**HOW TO COMPLETE THIS TASK**
Find how many lines in the entries below carry the word "rank" and answer with only that figure.

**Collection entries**
Segment Open
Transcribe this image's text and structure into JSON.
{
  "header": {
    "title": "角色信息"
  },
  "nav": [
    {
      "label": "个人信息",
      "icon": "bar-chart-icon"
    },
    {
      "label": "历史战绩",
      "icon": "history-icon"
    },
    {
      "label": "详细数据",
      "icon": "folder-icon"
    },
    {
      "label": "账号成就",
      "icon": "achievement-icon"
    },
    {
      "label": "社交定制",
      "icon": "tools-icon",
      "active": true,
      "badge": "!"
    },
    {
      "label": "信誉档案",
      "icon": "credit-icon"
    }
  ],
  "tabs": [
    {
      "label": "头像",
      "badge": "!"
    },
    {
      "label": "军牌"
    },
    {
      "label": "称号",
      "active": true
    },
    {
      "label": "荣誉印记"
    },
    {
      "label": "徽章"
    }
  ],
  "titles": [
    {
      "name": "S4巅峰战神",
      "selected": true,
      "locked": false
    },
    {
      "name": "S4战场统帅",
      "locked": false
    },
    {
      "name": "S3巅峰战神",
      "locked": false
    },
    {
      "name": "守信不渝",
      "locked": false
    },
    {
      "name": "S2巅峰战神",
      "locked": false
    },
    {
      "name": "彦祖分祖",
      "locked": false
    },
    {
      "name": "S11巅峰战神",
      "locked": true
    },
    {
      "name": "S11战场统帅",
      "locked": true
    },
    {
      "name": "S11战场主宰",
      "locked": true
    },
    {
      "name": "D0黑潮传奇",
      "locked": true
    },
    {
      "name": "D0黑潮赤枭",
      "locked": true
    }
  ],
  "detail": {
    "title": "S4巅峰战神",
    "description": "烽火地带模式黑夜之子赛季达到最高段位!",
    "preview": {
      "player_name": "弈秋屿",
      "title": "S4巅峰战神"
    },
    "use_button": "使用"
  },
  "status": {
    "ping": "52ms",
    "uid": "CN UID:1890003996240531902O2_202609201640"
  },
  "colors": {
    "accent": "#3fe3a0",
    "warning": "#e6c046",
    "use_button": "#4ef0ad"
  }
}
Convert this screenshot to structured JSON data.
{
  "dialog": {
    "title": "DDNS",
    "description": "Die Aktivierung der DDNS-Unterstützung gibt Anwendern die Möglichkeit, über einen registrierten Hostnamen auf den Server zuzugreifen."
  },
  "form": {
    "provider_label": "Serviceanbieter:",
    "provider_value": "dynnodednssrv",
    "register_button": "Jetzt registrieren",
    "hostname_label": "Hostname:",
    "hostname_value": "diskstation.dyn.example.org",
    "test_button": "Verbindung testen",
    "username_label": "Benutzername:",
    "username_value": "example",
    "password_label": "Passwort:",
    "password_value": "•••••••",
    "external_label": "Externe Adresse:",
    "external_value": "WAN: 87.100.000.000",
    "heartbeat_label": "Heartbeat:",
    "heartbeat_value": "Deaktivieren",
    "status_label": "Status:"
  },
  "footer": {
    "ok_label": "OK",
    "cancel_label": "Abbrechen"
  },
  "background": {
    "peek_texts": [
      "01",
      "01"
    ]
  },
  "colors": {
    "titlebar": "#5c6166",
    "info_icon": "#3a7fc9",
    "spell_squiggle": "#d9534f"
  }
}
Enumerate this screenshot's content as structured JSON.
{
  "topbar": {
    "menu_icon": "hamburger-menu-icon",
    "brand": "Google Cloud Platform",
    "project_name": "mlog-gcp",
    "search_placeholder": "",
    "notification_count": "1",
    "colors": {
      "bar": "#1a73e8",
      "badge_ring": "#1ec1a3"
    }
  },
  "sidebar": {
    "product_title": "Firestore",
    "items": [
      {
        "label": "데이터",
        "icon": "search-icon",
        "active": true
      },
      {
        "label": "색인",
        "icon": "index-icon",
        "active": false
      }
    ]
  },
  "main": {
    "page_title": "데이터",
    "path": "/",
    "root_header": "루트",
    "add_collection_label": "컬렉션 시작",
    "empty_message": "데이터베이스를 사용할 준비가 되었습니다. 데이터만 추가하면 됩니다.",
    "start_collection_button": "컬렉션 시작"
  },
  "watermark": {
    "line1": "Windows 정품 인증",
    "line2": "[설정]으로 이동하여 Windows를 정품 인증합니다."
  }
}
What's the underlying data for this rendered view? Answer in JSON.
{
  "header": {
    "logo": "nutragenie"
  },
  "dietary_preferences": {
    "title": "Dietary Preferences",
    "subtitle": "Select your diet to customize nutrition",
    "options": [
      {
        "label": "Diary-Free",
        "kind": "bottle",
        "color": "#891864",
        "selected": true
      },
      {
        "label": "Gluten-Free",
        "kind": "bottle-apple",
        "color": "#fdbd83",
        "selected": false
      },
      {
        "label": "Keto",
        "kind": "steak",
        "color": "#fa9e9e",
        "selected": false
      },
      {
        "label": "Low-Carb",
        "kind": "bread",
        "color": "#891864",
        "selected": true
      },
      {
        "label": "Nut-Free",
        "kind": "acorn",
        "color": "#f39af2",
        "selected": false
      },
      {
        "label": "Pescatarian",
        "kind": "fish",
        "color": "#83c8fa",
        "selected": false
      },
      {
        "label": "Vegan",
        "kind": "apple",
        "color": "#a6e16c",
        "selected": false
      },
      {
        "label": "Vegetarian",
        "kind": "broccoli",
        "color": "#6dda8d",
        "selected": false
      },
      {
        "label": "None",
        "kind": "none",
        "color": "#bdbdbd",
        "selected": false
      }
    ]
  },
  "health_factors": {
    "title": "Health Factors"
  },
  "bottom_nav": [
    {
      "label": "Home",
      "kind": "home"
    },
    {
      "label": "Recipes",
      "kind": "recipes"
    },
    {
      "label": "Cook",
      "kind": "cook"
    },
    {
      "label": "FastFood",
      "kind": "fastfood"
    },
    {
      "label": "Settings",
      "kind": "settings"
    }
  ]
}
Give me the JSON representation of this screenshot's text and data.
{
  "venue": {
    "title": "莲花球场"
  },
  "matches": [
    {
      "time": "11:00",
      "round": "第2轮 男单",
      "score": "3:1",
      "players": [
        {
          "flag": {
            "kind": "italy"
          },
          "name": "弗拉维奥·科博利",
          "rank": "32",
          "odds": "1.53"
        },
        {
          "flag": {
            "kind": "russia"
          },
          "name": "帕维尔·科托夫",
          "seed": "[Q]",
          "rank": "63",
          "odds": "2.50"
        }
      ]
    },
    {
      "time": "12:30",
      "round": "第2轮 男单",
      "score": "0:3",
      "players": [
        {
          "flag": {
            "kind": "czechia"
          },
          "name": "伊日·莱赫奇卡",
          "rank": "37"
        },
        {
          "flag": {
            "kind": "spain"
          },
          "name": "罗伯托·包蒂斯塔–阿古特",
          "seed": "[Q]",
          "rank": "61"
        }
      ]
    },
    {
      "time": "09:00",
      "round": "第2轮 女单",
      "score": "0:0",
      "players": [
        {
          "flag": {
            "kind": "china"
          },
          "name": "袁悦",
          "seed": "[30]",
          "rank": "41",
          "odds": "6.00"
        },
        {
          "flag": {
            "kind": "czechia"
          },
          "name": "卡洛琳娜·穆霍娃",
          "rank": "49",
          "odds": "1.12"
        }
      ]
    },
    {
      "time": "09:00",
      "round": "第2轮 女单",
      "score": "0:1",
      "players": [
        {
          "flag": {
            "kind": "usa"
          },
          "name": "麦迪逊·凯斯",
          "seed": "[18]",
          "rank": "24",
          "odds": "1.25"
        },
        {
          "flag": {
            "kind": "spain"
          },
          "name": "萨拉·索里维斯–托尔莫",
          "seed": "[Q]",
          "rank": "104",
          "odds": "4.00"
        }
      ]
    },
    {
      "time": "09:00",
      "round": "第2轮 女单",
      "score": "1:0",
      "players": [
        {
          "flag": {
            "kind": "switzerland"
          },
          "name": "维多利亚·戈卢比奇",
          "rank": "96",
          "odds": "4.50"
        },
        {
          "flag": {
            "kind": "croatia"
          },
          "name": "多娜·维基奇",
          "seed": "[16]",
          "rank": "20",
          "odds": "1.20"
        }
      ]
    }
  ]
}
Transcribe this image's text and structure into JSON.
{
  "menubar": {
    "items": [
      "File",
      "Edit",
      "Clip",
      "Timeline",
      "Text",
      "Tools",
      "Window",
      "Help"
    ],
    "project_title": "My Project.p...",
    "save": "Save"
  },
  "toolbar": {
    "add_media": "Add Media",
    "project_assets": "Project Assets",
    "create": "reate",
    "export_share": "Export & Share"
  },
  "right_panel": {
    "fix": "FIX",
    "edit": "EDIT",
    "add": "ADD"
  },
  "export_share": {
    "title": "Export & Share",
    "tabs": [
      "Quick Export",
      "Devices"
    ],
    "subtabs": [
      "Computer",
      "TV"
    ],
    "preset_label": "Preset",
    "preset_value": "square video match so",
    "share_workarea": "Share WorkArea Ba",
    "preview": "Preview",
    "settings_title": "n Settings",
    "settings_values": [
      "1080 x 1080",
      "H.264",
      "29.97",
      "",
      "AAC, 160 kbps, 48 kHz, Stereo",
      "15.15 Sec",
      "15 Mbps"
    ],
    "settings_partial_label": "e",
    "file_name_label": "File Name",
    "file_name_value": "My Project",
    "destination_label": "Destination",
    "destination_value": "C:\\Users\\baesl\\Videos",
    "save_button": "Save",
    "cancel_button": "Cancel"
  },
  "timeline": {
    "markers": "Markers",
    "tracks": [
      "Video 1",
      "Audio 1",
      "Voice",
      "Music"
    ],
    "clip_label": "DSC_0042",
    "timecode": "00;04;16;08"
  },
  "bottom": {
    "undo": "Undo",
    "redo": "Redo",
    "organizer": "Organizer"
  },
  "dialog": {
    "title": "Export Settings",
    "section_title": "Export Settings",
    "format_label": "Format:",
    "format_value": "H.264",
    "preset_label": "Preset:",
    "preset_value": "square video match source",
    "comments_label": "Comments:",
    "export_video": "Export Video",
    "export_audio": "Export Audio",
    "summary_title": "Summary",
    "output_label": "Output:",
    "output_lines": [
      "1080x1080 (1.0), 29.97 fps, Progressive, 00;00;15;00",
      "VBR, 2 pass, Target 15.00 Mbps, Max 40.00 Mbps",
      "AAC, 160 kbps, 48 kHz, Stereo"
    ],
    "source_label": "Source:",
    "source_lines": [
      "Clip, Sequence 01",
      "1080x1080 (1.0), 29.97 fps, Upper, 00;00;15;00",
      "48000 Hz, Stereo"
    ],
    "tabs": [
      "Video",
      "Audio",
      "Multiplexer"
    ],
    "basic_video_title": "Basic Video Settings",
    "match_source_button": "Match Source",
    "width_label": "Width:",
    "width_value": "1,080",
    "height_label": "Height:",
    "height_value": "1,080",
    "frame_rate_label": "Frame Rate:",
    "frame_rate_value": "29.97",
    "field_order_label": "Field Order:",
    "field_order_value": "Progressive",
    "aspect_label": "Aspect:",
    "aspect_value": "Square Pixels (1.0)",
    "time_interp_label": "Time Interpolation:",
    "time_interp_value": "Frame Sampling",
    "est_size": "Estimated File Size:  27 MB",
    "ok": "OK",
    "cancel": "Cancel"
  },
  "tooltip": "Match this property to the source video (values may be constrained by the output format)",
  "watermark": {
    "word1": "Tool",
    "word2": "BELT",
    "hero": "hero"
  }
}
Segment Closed
**PROBLEM SOLUTION**
10